The cylinder head bolts onto the top of the cylinder block where it forms the top of the combustion chamber.
In-line engines of light vehicles have just one cylinder head for all the cylinders. Larger in-line engines can have two or more.
V-type and horizontally-opposed engines have a separate cylinder head for each bank of cylinders.
Just as with engine blocks, cylinder heads can be made of cast iron, or aluminium alloy.
A head made of aluminium alloy is lighter than if it were made of cast iron. Aluminium also conducts heat away more quickly than iron. So with an aluminium-alloy head, the heat of combustion can be conducted away into the coolant more quickly.
Manufacturing the head is similar to manufacturing the block. A casting mold is made. Sand cores are put in to form any hollow areas. Depending on the engine, these can be for coolant and lubricant passages, and inlet and exhaust ports.
Air-cooled engines have cooling fins cast into the cylinder head. The underside of the head is shaped to form the combustion chamber.
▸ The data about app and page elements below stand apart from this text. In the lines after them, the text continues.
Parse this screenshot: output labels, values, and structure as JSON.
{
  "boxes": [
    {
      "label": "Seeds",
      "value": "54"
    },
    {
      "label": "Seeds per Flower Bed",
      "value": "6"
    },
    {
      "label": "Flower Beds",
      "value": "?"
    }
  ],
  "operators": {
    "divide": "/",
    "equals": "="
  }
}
Molten metal is poured in, and allowed to cool. The cores are broken out and removed, and the cylinder head cleaned of any sand. After casting comes machining. Surfaces that must seal are machined flat. Holes are drilled and tapped for attaching bolts and studs.
In sand-cast heads, the large holes that had contained sand are machined, then fitted with soft metal plugs, called core plugs.